Editorial Board   

Ms. Pate Marlin

Lesley Pate Marlin

Attorney, Venable LLP

Lesley Pate Marlin concentrates her practice at Venable LLP on labor and employment counseling and litigation where she represents employers in a variety of industries, including hospitality, hotels, restaurants, and entertainment. Ms. Marlin counsels her clients on employment practices, policies, and decisions and assists them in developing strategies to achieve their business objectives while minimizing the risk of litigation and complying with the various employment laws, including Title VII, the Age Discrimination in Employment Act (ADEA), the Americans with Disabilities Act (ADA) (Title I and Title III), the Family and Medical Leave Act (FMLA), the Genetic Information Nondiscrimination Act (GINA), the Fair Labor Standards Act (FLSA), the Worker Adjustment and Retraining Notification Act (WARN), the Uniformed Services Employment and Reemployment Rights Act (USERRA), state leave laws and state wage and hour laws. She conducts training for employers on equal employment opportunity compliance, sexual harassment, disability or religious accommodation, FMLA, performance reviews, and employment law developments. Ms. Marlin defends employers in federal and state courts, as well as in arbitration and before administrative agencies. Ms. Marlin is actively involved in the legal profession and the community. For more information, please visit http://www.venable.com/lesley-pate-marlin
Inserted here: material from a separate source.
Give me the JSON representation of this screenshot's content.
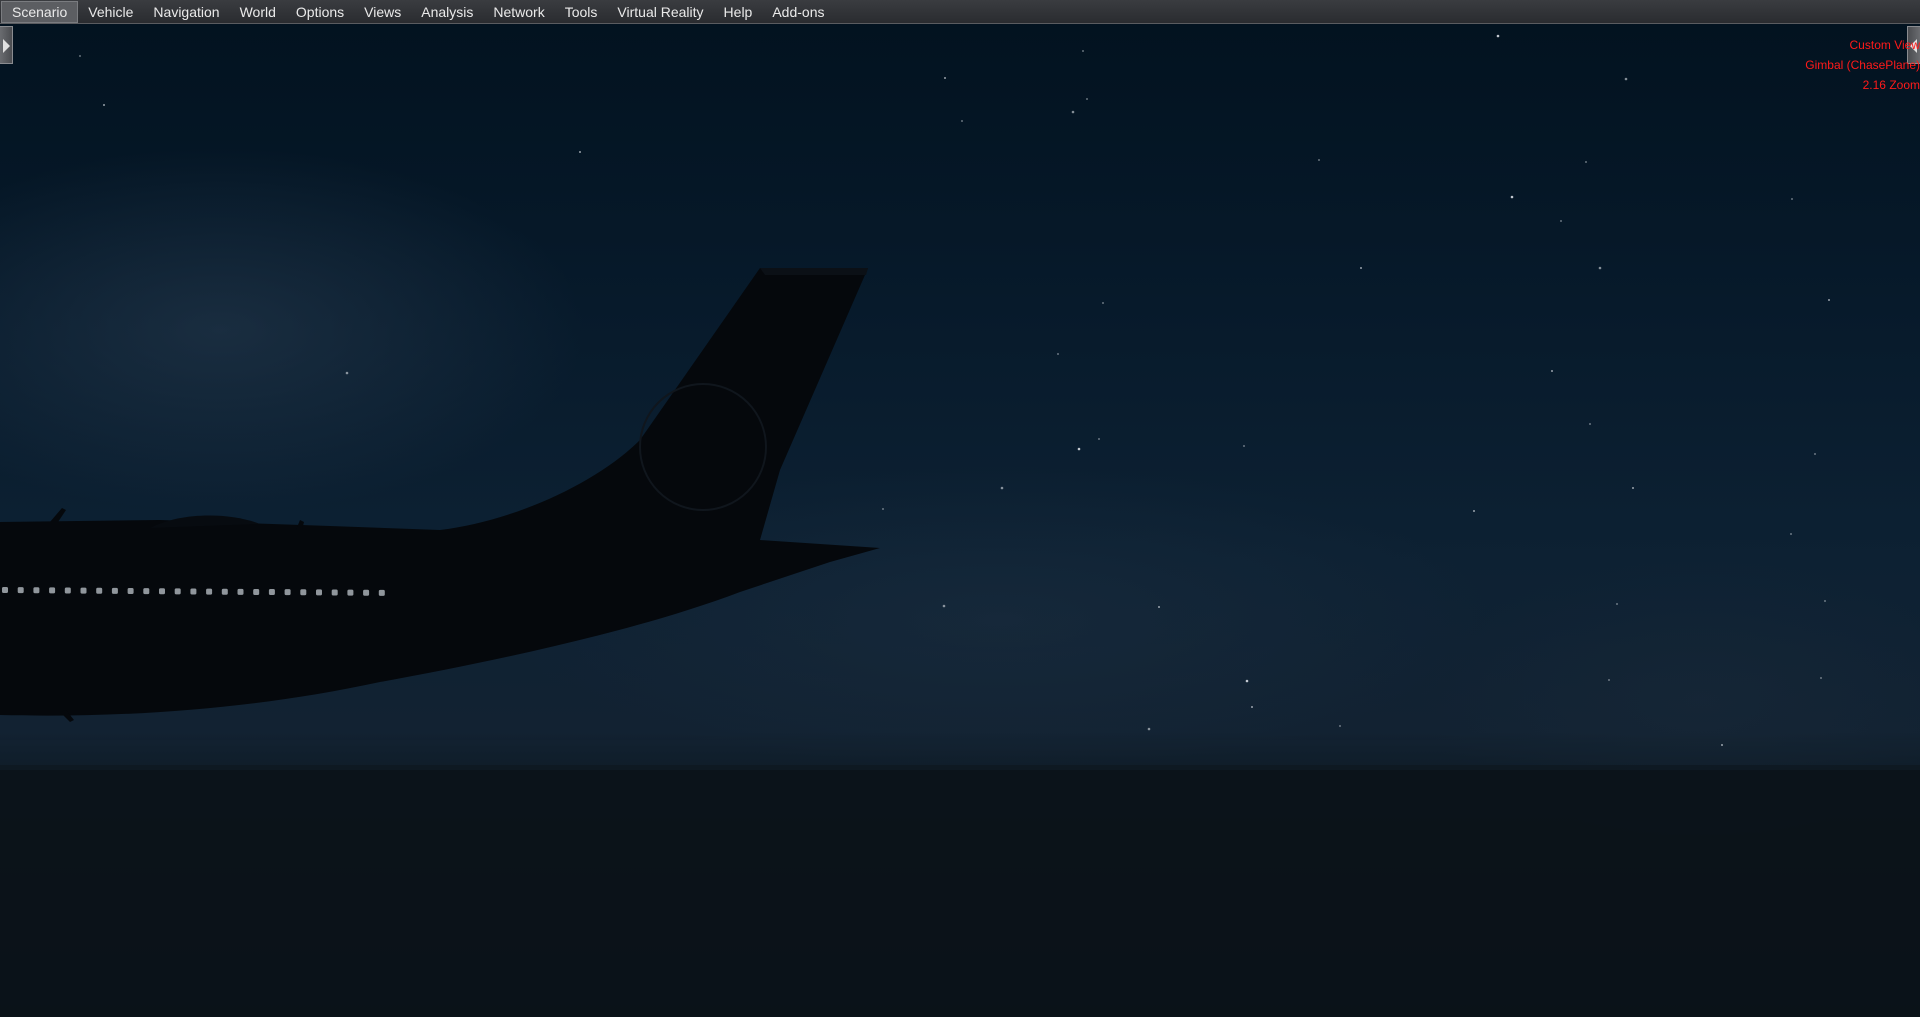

Ms. Pate Marlin can be contacted at 202-344-8033 or lpmarlin@venable.com

Coming up in September 2020...

Hotel Law: Protecting Guest Privacy
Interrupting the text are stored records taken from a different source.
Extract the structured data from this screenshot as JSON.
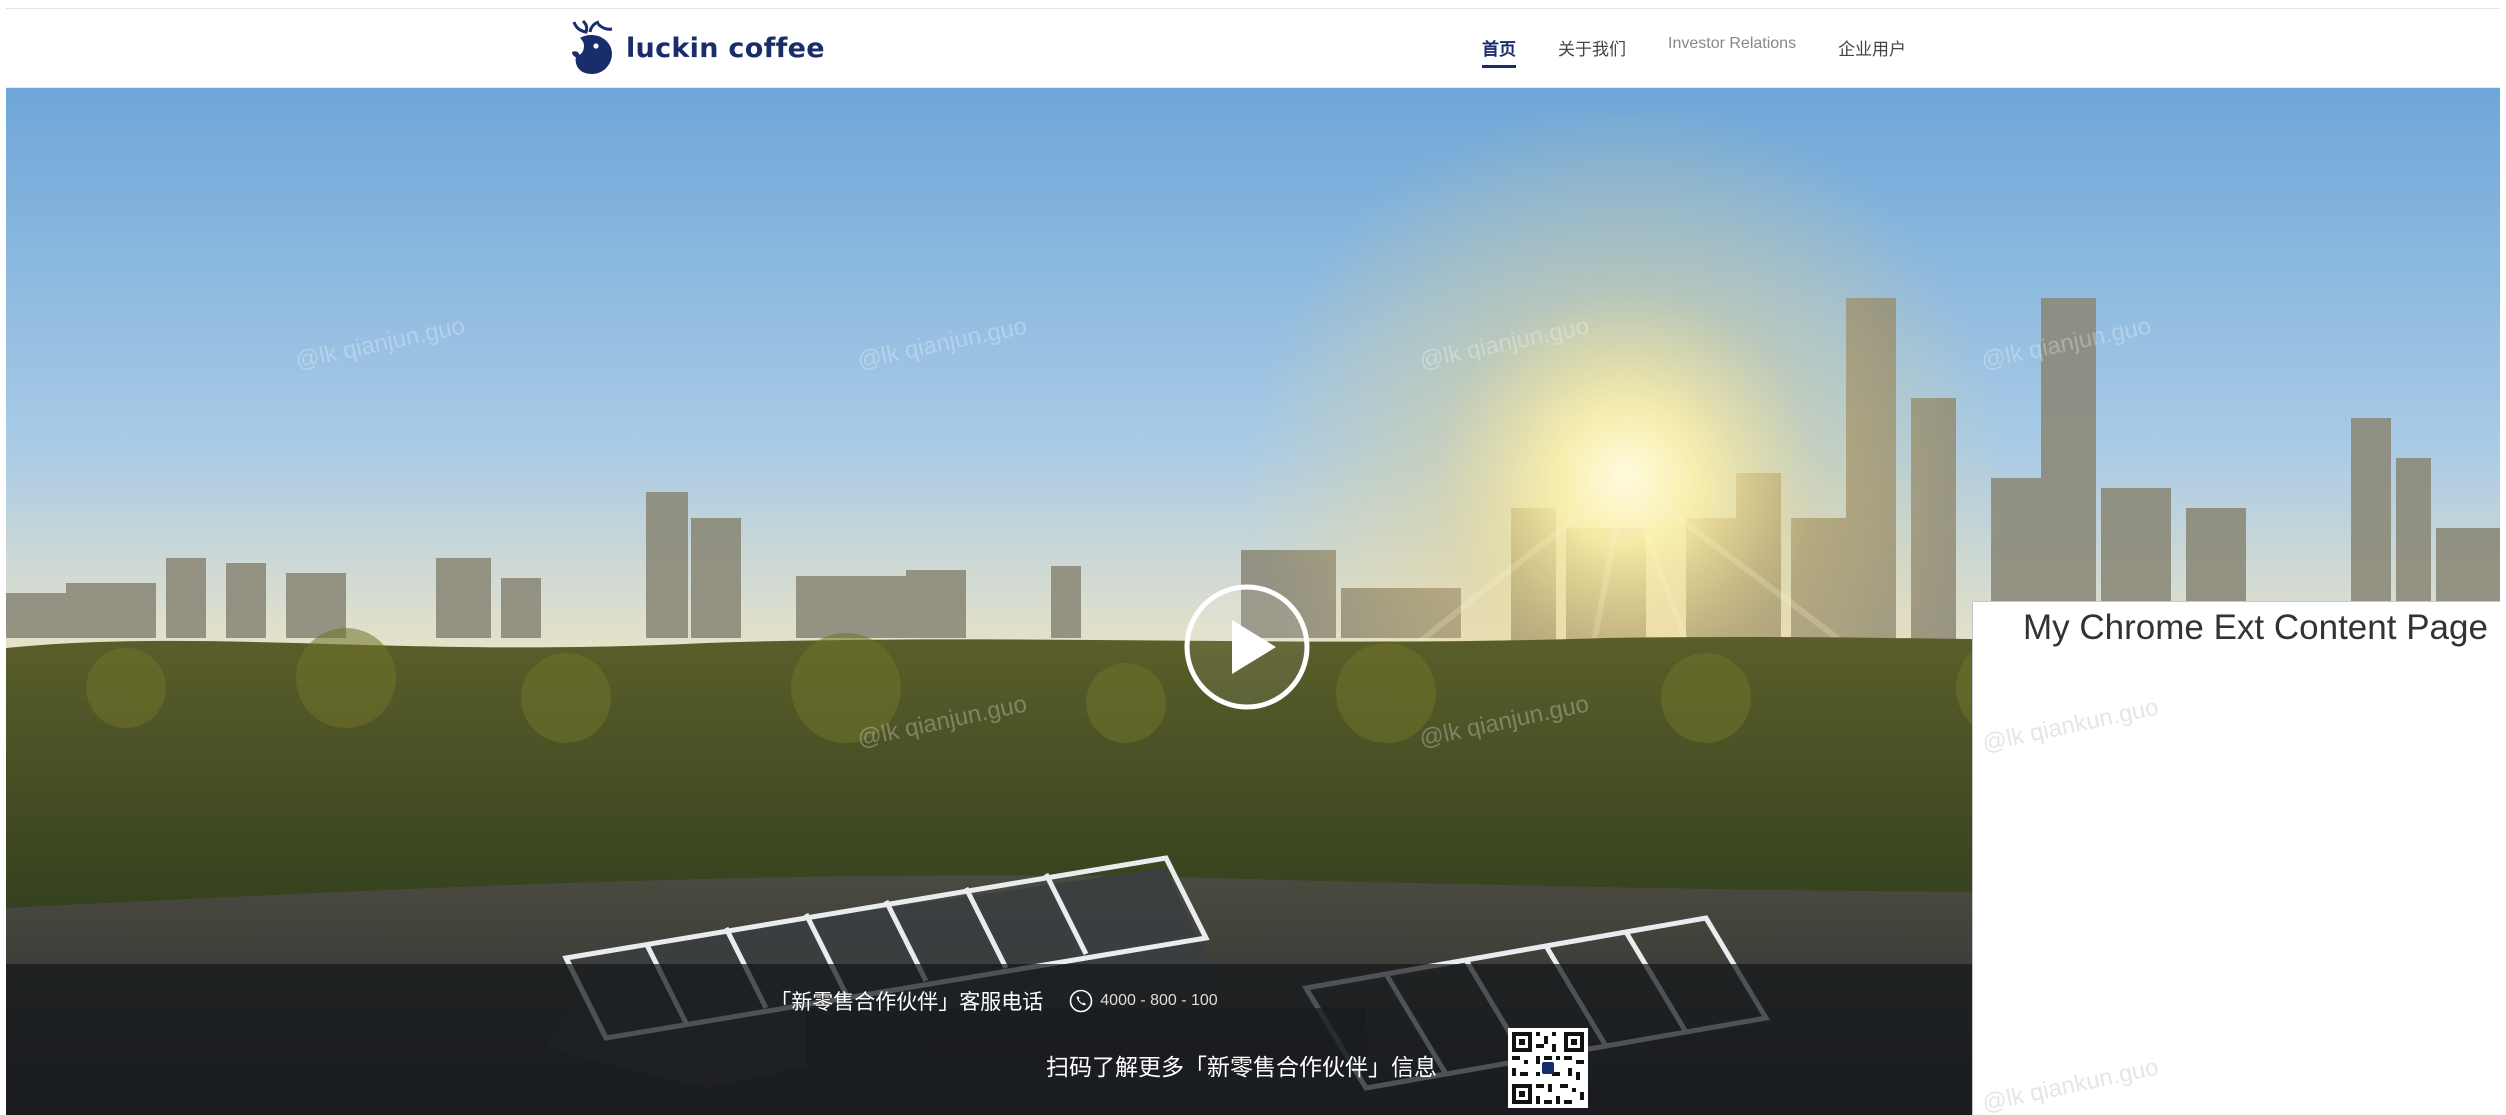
{
  "brand": {
    "name": "luckin coffee",
    "color": "#1a2d6b"
  },
  "nav": {
    "items": [
      {
        "label": "首页",
        "active": true
      },
      {
        "label": "关于我们",
        "active": false
      },
      {
        "label": "Investor Relations",
        "active": false
      },
      {
        "label": "企业用户",
        "active": false
      }
    ]
  },
  "hero": {
    "play_icon": "play-circle-icon",
    "watermark": "@lk qianjun.guo"
  },
  "info_bar": {
    "hotline_label": "「新零售合作伙伴」客服电话",
    "phone_icon": "phone-icon",
    "phone_number": "4000 - 800 - 100",
    "scan_text": "扫码了解更多「新零售合作伙伴」信息",
    "qr_icon": "qr-code-icon"
  },
  "extension": {
    "title": "My Chrome Ext Content Page",
    "watermark": "@lk qiankun.guo"
  }
}
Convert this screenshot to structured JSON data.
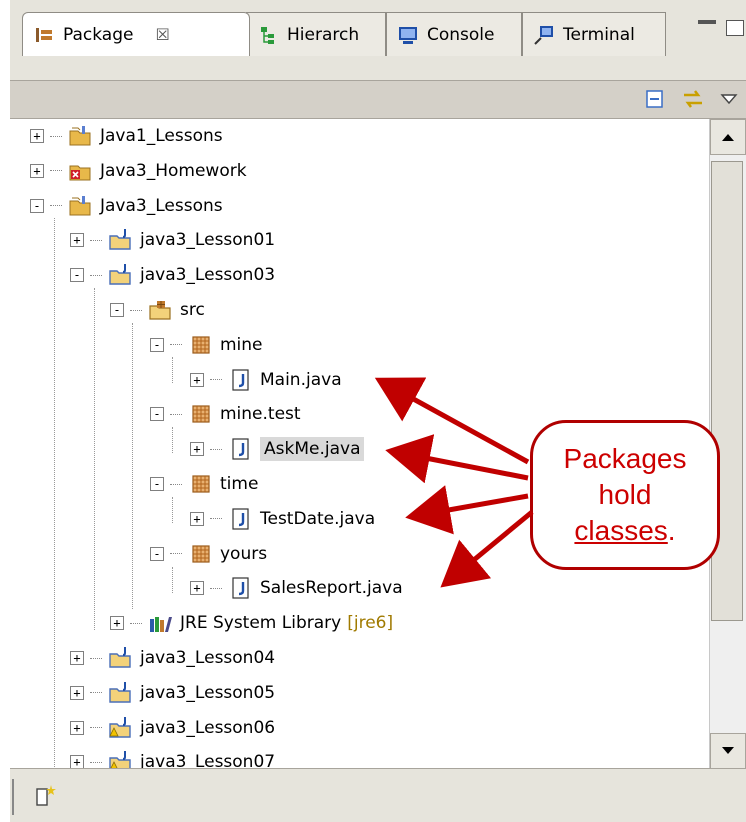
{
  "tabs": [
    {
      "label": "Package",
      "close": "☒",
      "icon": "package-explorer-icon"
    },
    {
      "label": "Hierarch",
      "icon": "hierarchy-icon"
    },
    {
      "label": "Console",
      "icon": "console-icon"
    },
    {
      "label": "Terminal",
      "icon": "terminal-icon"
    }
  ],
  "tree": [
    {
      "label": "Java1_Lessons",
      "toggle": "+",
      "icon": "project-icon"
    },
    {
      "label": "Java3_Homework",
      "toggle": "+",
      "icon": "project-error-icon"
    },
    {
      "label": "Java3_Lessons",
      "toggle": "-",
      "icon": "project-icon"
    },
    {
      "label": "java3_Lesson01",
      "toggle": "+",
      "icon": "java-project-icon"
    },
    {
      "label": "java3_Lesson03",
      "toggle": "-",
      "icon": "java-project-icon"
    },
    {
      "label": "src",
      "toggle": "-",
      "icon": "source-folder-icon"
    },
    {
      "label": "mine",
      "toggle": "-",
      "icon": "package-icon"
    },
    {
      "label": "Main.java",
      "toggle": "+",
      "icon": "java-file-icon"
    },
    {
      "label": "mine.test",
      "toggle": "-",
      "icon": "package-icon"
    },
    {
      "label": "AskMe.java",
      "toggle": "+",
      "icon": "java-file-icon",
      "selected": true
    },
    {
      "label": "time",
      "toggle": "-",
      "icon": "package-icon"
    },
    {
      "label": "TestDate.java",
      "toggle": "+",
      "icon": "java-file-icon"
    },
    {
      "label": "yours",
      "toggle": "-",
      "icon": "package-icon"
    },
    {
      "label": "SalesReport.java",
      "toggle": "+",
      "icon": "java-file-icon"
    },
    {
      "label": "JRE System Library",
      "decoration": "[jre6]",
      "toggle": "+",
      "icon": "library-icon"
    },
    {
      "label": "java3_Lesson04",
      "toggle": "+",
      "icon": "java-project-icon"
    },
    {
      "label": "java3_Lesson05",
      "toggle": "+",
      "icon": "java-project-icon"
    },
    {
      "label": "java3_Lesson06",
      "toggle": "+",
      "icon": "java-project-warning-icon"
    },
    {
      "label": "java3_Lesson07",
      "toggle": "+",
      "icon": "java-project-warning-icon"
    }
  ],
  "callout": {
    "line1": "Packages",
    "line2": "hold",
    "line3": "classes",
    "period": "."
  },
  "colors": {
    "callout": "#cc0000",
    "arrow": "#c00000",
    "folder": "#e8b84a",
    "package": "#c0792c"
  }
}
Every business is obligated to protect their customers from identity theft but unfortunately, data breaches have become all too common. In an effort to protect a guest's right to privacy and to safeguard their personal data, the European Union passed a General Data Protection Regulation (GDPR) that could hold hotels legally liable for any breaches that expose a customer's sensitive personal information. Though the GDPR only pertains to EU citizens' data, any international business that mishandles their data can be legally responsible. Another legal issue of concern is the fight involving hotel "resort fees." Several states attorney generals have recently filed suit against two major hotel chains in an effort to litigate this practice. Their suit alleges that these companies are "engaged in deceptive and misleading pricing practices and their failure to disclose fees is in violation of consumer protection laws." The suit seeks to force the hotel chains to advertise the true price of their hotel rooms. There are several other legal issues that the industry is being forced to address. Sexual harassment prevention in the workplace is still top of mind for hotel employers-particularly in New York and California, which now statutorily require harassment training. Hotels and motels in California will also soon be required to train all their employees on human trafficking awareness. Immigration issues are also of major concern to hotel employers, especially in the midst of a severe labor shortage. The government is issuing fewer H2B visas for low-skilled workers, as well as J-1 visas for temporary workers. Though there is little hope for any comprehensive immigration reform, hotel lobbying groups are actively seeking legal remedies to alleviate this problem. These are just a few of the critical issues that the December issue of the Hotel Business Review will examine in the area of hotel law.